# Your objective
What lines in the entries hold the string "Andy"? List them.

# Given data
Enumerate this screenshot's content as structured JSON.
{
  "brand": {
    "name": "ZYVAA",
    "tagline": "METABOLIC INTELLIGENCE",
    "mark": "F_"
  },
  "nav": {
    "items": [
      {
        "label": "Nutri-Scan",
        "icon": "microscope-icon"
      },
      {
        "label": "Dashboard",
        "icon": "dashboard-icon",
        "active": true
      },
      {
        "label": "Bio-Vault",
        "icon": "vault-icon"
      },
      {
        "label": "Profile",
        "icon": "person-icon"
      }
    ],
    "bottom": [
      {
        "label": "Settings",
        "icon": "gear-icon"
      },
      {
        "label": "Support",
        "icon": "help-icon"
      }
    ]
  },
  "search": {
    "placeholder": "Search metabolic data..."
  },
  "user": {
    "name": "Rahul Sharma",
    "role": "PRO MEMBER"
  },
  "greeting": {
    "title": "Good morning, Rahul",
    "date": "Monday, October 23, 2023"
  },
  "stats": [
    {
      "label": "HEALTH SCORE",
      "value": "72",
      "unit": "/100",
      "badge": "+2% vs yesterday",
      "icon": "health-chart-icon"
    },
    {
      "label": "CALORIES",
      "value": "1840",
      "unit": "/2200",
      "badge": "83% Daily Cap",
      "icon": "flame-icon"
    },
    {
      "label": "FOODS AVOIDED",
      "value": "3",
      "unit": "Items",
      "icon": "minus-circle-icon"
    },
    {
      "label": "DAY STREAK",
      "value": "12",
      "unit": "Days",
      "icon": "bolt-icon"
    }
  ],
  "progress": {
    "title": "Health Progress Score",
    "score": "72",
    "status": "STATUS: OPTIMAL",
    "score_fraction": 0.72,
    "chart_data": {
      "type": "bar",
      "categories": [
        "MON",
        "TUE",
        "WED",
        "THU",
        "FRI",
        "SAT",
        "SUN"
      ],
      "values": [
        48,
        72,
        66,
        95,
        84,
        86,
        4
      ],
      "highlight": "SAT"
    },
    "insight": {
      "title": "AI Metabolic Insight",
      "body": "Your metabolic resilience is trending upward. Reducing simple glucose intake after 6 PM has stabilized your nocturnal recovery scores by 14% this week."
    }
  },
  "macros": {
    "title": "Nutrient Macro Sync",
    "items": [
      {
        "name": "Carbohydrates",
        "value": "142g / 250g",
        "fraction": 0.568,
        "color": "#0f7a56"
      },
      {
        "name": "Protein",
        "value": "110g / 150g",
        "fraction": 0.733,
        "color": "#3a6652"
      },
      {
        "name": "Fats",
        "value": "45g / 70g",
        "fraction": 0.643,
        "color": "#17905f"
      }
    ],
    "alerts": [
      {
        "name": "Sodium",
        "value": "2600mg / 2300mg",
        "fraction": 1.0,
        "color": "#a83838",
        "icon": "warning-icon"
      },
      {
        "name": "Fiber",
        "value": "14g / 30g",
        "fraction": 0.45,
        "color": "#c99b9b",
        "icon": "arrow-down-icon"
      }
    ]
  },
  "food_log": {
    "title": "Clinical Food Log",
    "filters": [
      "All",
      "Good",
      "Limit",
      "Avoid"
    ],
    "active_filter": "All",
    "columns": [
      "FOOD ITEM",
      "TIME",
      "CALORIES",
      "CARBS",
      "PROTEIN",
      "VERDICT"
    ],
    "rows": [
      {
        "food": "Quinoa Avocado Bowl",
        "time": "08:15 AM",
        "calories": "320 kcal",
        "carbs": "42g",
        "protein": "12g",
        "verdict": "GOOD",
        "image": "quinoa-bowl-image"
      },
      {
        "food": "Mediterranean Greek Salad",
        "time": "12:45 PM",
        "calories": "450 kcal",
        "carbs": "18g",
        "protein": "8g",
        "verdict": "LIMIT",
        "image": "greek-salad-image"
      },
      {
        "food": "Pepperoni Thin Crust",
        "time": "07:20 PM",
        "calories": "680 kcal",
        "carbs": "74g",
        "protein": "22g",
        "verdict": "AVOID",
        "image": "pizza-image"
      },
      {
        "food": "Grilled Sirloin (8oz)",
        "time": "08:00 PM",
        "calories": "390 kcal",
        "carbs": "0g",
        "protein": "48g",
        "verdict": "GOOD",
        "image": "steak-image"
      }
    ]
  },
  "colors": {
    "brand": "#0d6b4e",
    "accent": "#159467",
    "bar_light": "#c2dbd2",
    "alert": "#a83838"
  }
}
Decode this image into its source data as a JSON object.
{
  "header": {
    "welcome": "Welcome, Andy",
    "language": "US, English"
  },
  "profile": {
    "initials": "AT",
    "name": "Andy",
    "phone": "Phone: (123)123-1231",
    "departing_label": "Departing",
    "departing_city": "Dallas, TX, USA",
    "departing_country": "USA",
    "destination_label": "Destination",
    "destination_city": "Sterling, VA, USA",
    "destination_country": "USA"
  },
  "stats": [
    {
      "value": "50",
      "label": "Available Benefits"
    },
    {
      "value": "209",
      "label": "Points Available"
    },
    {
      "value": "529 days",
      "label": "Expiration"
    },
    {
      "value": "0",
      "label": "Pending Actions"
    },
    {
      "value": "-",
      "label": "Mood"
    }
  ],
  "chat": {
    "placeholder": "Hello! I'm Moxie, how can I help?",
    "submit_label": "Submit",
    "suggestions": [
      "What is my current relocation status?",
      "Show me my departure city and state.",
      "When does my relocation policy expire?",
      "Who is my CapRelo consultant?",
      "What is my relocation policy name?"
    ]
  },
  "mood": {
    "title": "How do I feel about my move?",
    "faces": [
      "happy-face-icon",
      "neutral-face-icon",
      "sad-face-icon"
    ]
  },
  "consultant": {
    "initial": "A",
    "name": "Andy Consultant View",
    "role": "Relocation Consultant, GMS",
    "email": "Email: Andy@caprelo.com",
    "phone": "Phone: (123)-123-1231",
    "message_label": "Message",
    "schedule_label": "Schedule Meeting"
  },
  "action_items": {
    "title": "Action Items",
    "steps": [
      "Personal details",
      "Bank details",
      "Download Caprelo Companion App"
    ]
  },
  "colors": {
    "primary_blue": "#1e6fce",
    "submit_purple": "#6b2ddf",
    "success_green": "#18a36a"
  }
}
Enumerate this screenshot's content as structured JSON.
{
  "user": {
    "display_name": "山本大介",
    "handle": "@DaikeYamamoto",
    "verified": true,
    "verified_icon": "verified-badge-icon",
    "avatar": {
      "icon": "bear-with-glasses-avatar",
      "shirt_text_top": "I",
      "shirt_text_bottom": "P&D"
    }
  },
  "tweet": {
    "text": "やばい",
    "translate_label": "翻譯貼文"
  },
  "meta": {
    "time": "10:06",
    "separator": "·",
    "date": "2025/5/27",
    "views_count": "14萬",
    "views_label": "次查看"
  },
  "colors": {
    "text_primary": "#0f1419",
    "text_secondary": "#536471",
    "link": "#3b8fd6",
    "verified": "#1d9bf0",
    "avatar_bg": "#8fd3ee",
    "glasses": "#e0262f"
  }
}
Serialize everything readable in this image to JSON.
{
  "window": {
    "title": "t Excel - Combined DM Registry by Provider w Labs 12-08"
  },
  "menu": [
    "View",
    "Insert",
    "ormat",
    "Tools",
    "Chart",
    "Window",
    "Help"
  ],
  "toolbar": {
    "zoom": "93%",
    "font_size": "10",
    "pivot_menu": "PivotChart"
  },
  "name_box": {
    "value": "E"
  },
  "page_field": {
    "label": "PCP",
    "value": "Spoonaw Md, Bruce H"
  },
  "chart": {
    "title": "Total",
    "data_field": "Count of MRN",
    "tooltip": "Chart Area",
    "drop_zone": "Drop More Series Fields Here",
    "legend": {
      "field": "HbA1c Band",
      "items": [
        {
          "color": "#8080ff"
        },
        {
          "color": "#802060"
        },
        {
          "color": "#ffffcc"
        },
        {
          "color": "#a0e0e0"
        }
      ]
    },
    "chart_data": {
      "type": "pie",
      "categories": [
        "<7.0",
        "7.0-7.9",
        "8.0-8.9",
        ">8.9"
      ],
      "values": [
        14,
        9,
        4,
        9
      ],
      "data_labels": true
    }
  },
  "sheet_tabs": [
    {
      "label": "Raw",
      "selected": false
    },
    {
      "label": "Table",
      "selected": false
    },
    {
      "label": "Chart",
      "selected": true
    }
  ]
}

# Result for this task
    "welcome": "Welcome, Andy",
    "name": "Andy",
    "name": "Andy Consultant View",
    "email": "Email: Andy@caprelo.com",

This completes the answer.